In our view, the objective of both parties should be Fair Market Value. Of course, some sellers will expect a windfall for their business and some buyers will want to steal it, but those are not the likely. Both are the extremes; generally unrealistic and improbable unless some compulsion exists beyond normal motivation or unless someone is caught snoozing.
More typically, and ideally, the seller will want “no less than” fair market value and the buyer will want to pay “no more than” fair market value. These are realistic expectations. They setup win-win expectations focused on “what IS fair market value.”
In our view, fair market value is the amount at which a business will change hands
- from a seller who is motivated but not compelled to sell,
- to a buyer who is motivated but not compelled to buy,
- under terms and conditions acceptable to both parties,
- when both have possession and understanding of the relevant facts.
The Selling Price: Any full and fair market price valuation must factor the balance sheet value, along with a reasoned and justifiable calculation of sustainable earnings, (EBITDA – earnings before interest, taxes, depreciation, amortization), cash flows, tax consequences and the recent and current trends of the company. Discretionary and non-discretionary spending must be also factored, and any estimation of sustainable earnings should also consider the type and “appeal” of the business; barriers to entry; potential for new management to bring improvements; potential and probability for expansion and growth; market and industry economies and trends, and more. Payment terms versus no payment terms will also be an important price-determining factor.
Again, since price is obviously of major importance to both parties, consideration should be given to each factor influential to the value. It is important to ensure that the asking price be full market value. Equally important, is that the price is not unreasonably more than full market value. Asking too much will simply discredit the seller and the business to many of the best buyers, immediately, often without appeal. Asking too little will ensure too little. Somewhere between is a realistic, full and fair market price.
… see the ‘ValuPro’ section of this web-site for valuation demonstrations.
Whatever is considered, calculated and valued, at the end of the day the price must seem reasonable and be acceptable to both the seller and the buyer, or there won’t be a sale. The seller should strive to achieve that consensus without exposing the business to a parade of would-be buyers. Ideally, in preserving confidentiality to the greatest extent possible, the seller will want to offer the business at the right price, to the right buyer and to no others. This is generally not practical, or possible, but limiting exposure must be the goal. Achieving that goal requires material preparation and solid price justification.

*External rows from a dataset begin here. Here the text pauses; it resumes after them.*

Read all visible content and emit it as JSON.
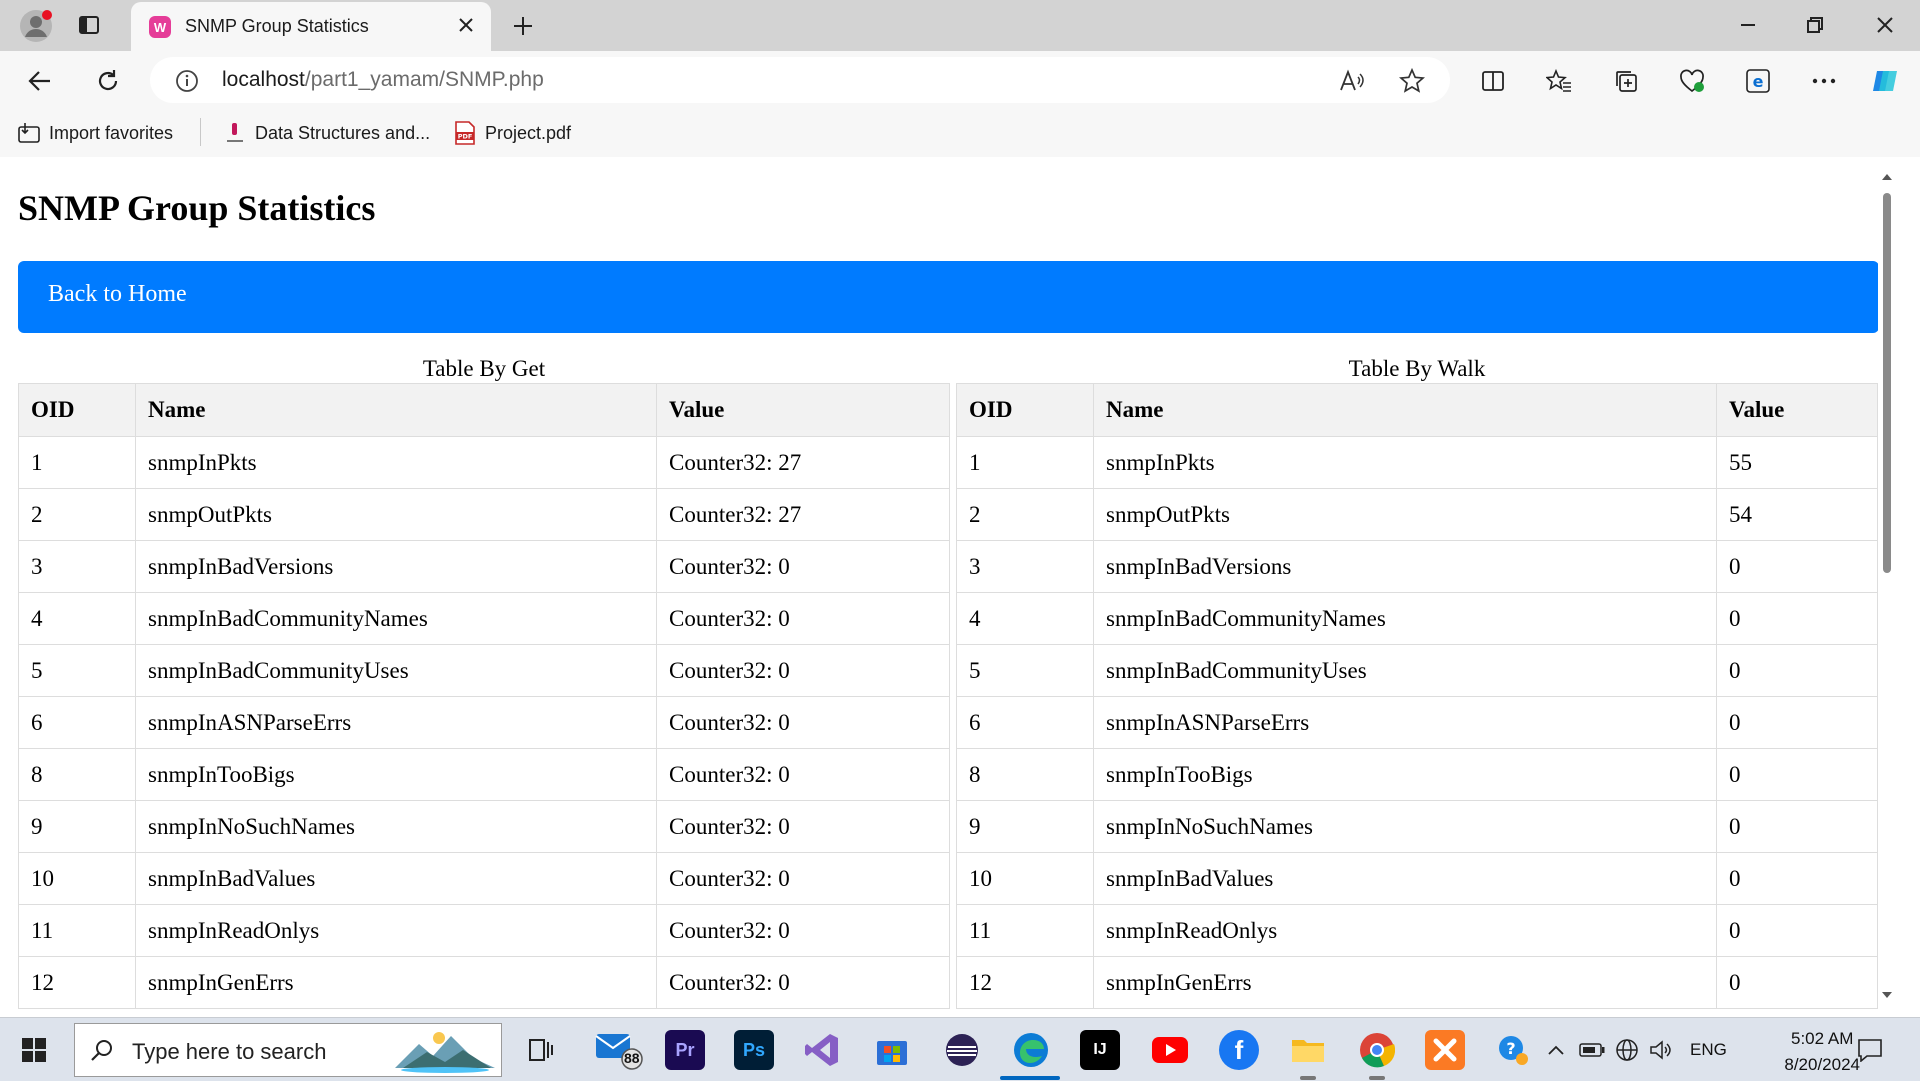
{
  "browser": {
    "tab_title": "SNMP Group Statistics",
    "url_host": "localhost",
    "url_path": "/part1_yamam/SNMP.php",
    "favorites": [
      {
        "label": "Import favorites",
        "icon": "import-icon"
      },
      {
        "label": "Data Structures and...",
        "icon": "page-favicon"
      },
      {
        "label": "Project.pdf",
        "icon": "pdf-icon"
      }
    ]
  },
  "page": {
    "title": "SNMP Group Statistics",
    "home_button": "Back to Home",
    "colors": {
      "button": "#007bff",
      "header_bg": "#f2f2f2"
    }
  },
  "tables": {
    "get": {
      "caption": "Table By Get",
      "headers": [
        "OID",
        "Name",
        "Value"
      ],
      "rows": [
        [
          "1",
          "snmpInPkts",
          "Counter32: 27"
        ],
        [
          "2",
          "snmpOutPkts",
          "Counter32: 27"
        ],
        [
          "3",
          "snmpInBadVersions",
          "Counter32: 0"
        ],
        [
          "4",
          "snmpInBadCommunityNames",
          "Counter32: 0"
        ],
        [
          "5",
          "snmpInBadCommunityUses",
          "Counter32: 0"
        ],
        [
          "6",
          "snmpInASNParseErrs",
          "Counter32: 0"
        ],
        [
          "8",
          "snmpInTooBigs",
          "Counter32: 0"
        ],
        [
          "9",
          "snmpInNoSuchNames",
          "Counter32: 0"
        ],
        [
          "10",
          "snmpInBadValues",
          "Counter32: 0"
        ],
        [
          "11",
          "snmpInReadOnlys",
          "Counter32: 0"
        ],
        [
          "12",
          "snmpInGenErrs",
          "Counter32: 0"
        ]
      ]
    },
    "walk": {
      "caption": "Table By Walk",
      "headers": [
        "OID",
        "Name",
        "Value"
      ],
      "rows": [
        [
          "1",
          "snmpInPkts",
          "55"
        ],
        [
          "2",
          "snmpOutPkts",
          "54"
        ],
        [
          "3",
          "snmpInBadVersions",
          "0"
        ],
        [
          "4",
          "snmpInBadCommunityNames",
          "0"
        ],
        [
          "5",
          "snmpInBadCommunityUses",
          "0"
        ],
        [
          "6",
          "snmpInASNParseErrs",
          "0"
        ],
        [
          "8",
          "snmpInTooBigs",
          "0"
        ],
        [
          "9",
          "snmpInNoSuchNames",
          "0"
        ],
        [
          "10",
          "snmpInBadValues",
          "0"
        ],
        [
          "11",
          "snmpInReadOnlys",
          "0"
        ],
        [
          "12",
          "snmpInGenErrs",
          "0"
        ]
      ]
    }
  },
  "taskbar": {
    "search_placeholder": "Type here to search",
    "mail_badge": "88",
    "language": "ENG",
    "time": "5:02 AM",
    "date": "8/20/2024",
    "apps": [
      {
        "name": "task-view-icon"
      },
      {
        "name": "mail-icon"
      },
      {
        "name": "premiere-icon",
        "text": "Pr"
      },
      {
        "name": "photoshop-icon",
        "text": "Ps"
      },
      {
        "name": "visual-studio-icon"
      },
      {
        "name": "microsoft-store-icon"
      },
      {
        "name": "eclipse-icon"
      },
      {
        "name": "edge-icon"
      },
      {
        "name": "intellij-icon",
        "text": "IJ"
      },
      {
        "name": "youtube-icon"
      },
      {
        "name": "facebook-icon",
        "text": "f"
      },
      {
        "name": "file-explorer-icon"
      },
      {
        "name": "chrome-icon"
      },
      {
        "name": "xampp-icon"
      }
    ]
  }
}
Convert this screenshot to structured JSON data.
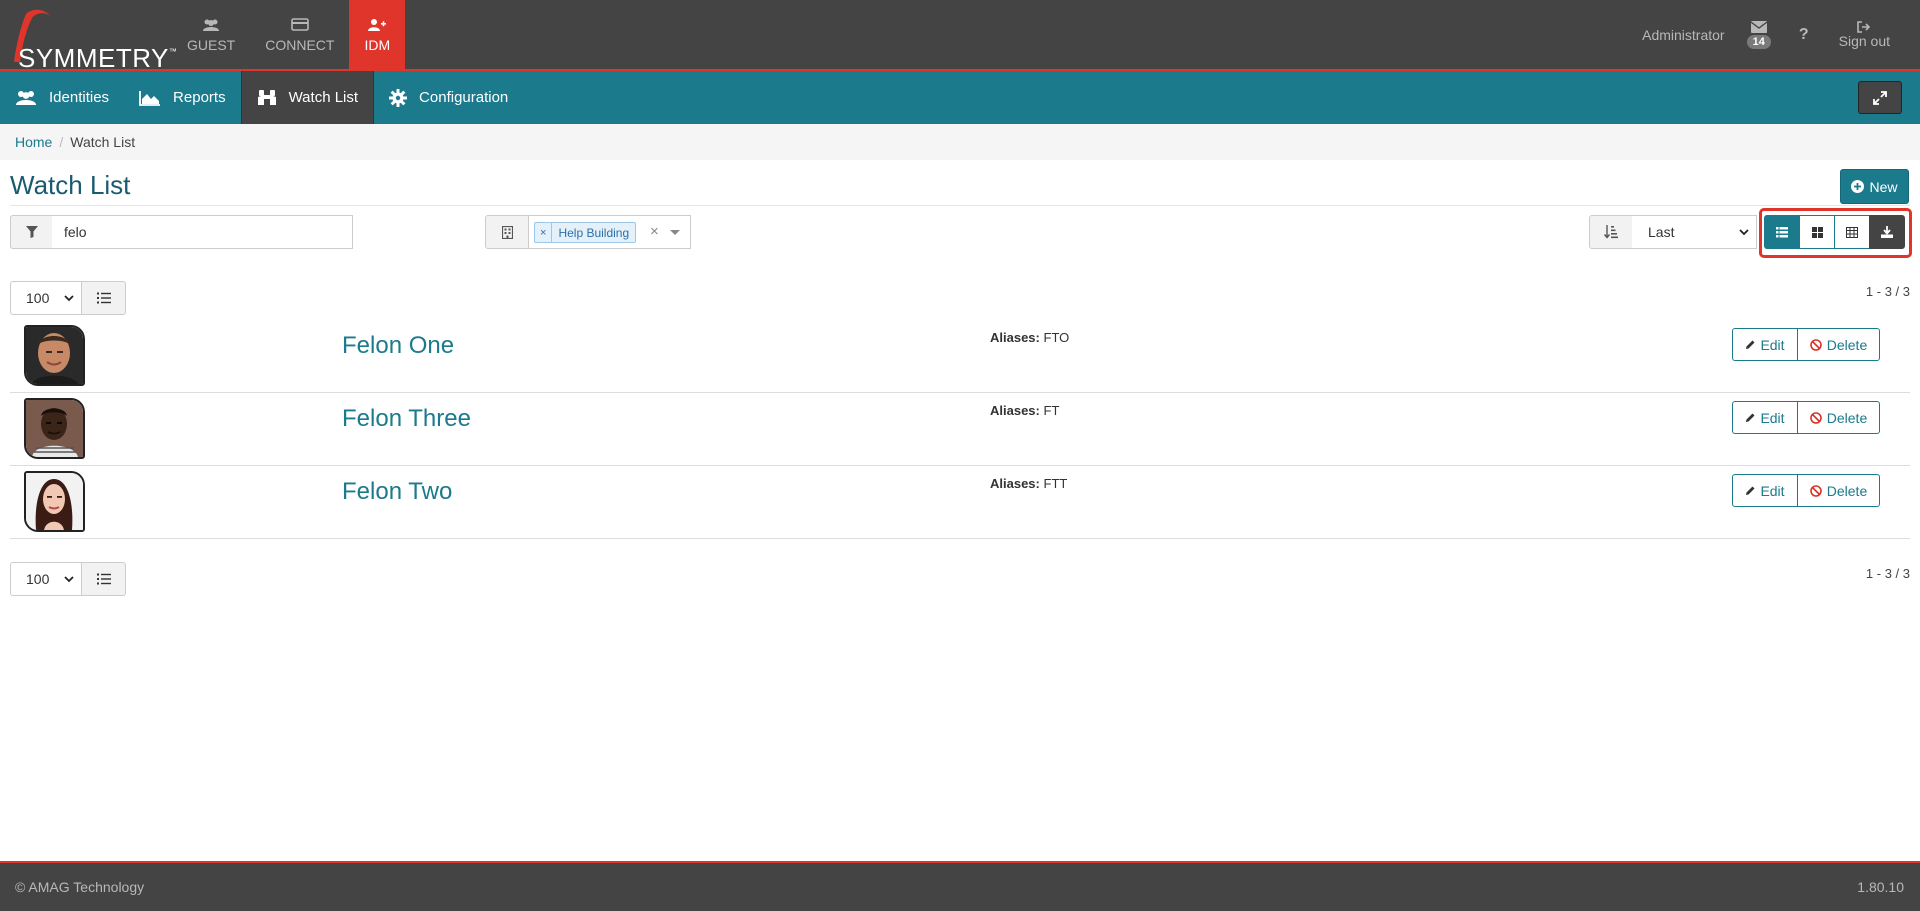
{
  "app": {
    "logo_text": "SYMMETRY",
    "logo_tm": "™",
    "accent": "#e0352b",
    "teal": "#1b7a8c",
    "dark": "#444444"
  },
  "topnav": {
    "items": [
      {
        "label": "GUEST",
        "icon": "users-icon"
      },
      {
        "label": "CONNECT",
        "icon": "card-icon"
      },
      {
        "label": "IDM",
        "icon": "user-plus-icon",
        "active": true
      }
    ],
    "user_label": "Administrator",
    "mail_count": "14",
    "help_label": "?",
    "signout_label": "Sign out"
  },
  "subnav": {
    "items": [
      {
        "label": "Identities",
        "icon": "users-icon"
      },
      {
        "label": "Reports",
        "icon": "area-chart-icon"
      },
      {
        "label": "Watch List",
        "icon": "binoculars-icon",
        "active": true
      },
      {
        "label": "Configuration",
        "icon": "gear-icon"
      }
    ]
  },
  "breadcrumb": {
    "home": "Home",
    "current": "Watch List"
  },
  "page": {
    "title": "Watch List",
    "new_label": "New"
  },
  "filters": {
    "search_value": "felo",
    "building_tag": "Help Building",
    "tag_remove": "×",
    "clear": "×",
    "sort_value": "Last"
  },
  "paging": {
    "page_size": "100",
    "count_text": "1 - 3 / 3"
  },
  "rows": [
    {
      "name": "Felon One",
      "aliases_label": "Aliases:",
      "aliases": "FTO",
      "edit": "Edit",
      "delete": "Delete"
    },
    {
      "name": "Felon Three",
      "aliases_label": "Aliases:",
      "aliases": "FT",
      "edit": "Edit",
      "delete": "Delete"
    },
    {
      "name": "Felon Two",
      "aliases_label": "Aliases:",
      "aliases": "FTT",
      "edit": "Edit",
      "delete": "Delete"
    }
  ],
  "footer": {
    "copyright": "© AMAG Technology",
    "version": "1.80.10"
  }
}
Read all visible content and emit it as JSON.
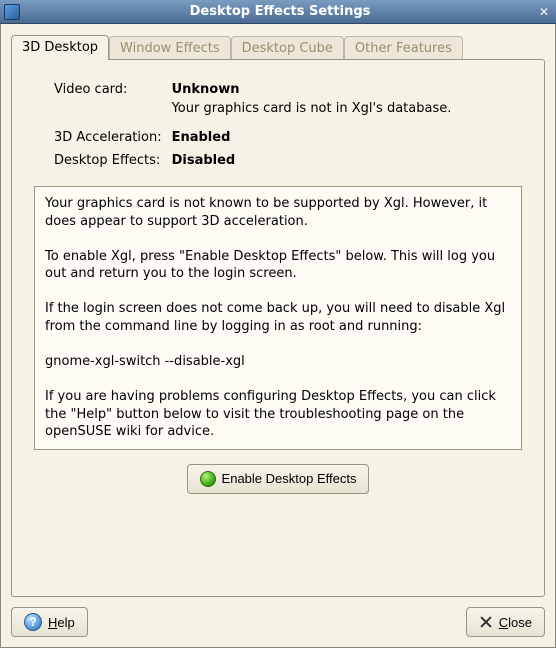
{
  "window": {
    "title": "Desktop Effects Settings"
  },
  "tabs": [
    {
      "label": "3D Desktop",
      "active": true
    },
    {
      "label": "Window Effects",
      "active": false
    },
    {
      "label": "Desktop Cube",
      "active": false
    },
    {
      "label": "Other Features",
      "active": false
    }
  ],
  "info": {
    "video_card_label": "Video card:",
    "video_card_value": "Unknown",
    "video_card_note": "Your graphics card is not in Xgl's database.",
    "accel_label": "3D Acceleration:",
    "accel_value": "Enabled",
    "effects_label": "Desktop Effects:",
    "effects_value": "Disabled"
  },
  "message": "Your graphics card is not known to be supported by Xgl. However, it does appear to support 3D acceleration.\n\nTo enable Xgl, press \"Enable Desktop Effects\" below. This will log you out and return you to the login screen.\n\nIf the login screen does not come back up, you will need to disable Xgl from the command line by logging in as root and running:\n\ngnome-xgl-switch --disable-xgl\n\nIf you are having problems configuring Desktop Effects, you can click the \"Help\" button below to visit the troubleshooting page on the openSUSE wiki for advice.",
  "buttons": {
    "enable": "Enable Desktop Effects",
    "help": "Help",
    "close": "Close"
  }
}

Pricing should be a first step in our selling process. Re-pricing should be the final step. The fact is; the full market value of a profitable business will generally be greater on the last day of the selling process than it had been on the first. If full market value is to be achieved, final sale price must be based on last day valuation. It will, therefore, be important to incorporate an adjustment formula that would allow the sale price to be increased on that last day, before the sale closes, without alienating the buyer and killing the deal. Again, this too is achievable with thorough preparation and solid justification of the process.
In the preceding section, we set out seven distinct and deliberate steps to the selling process.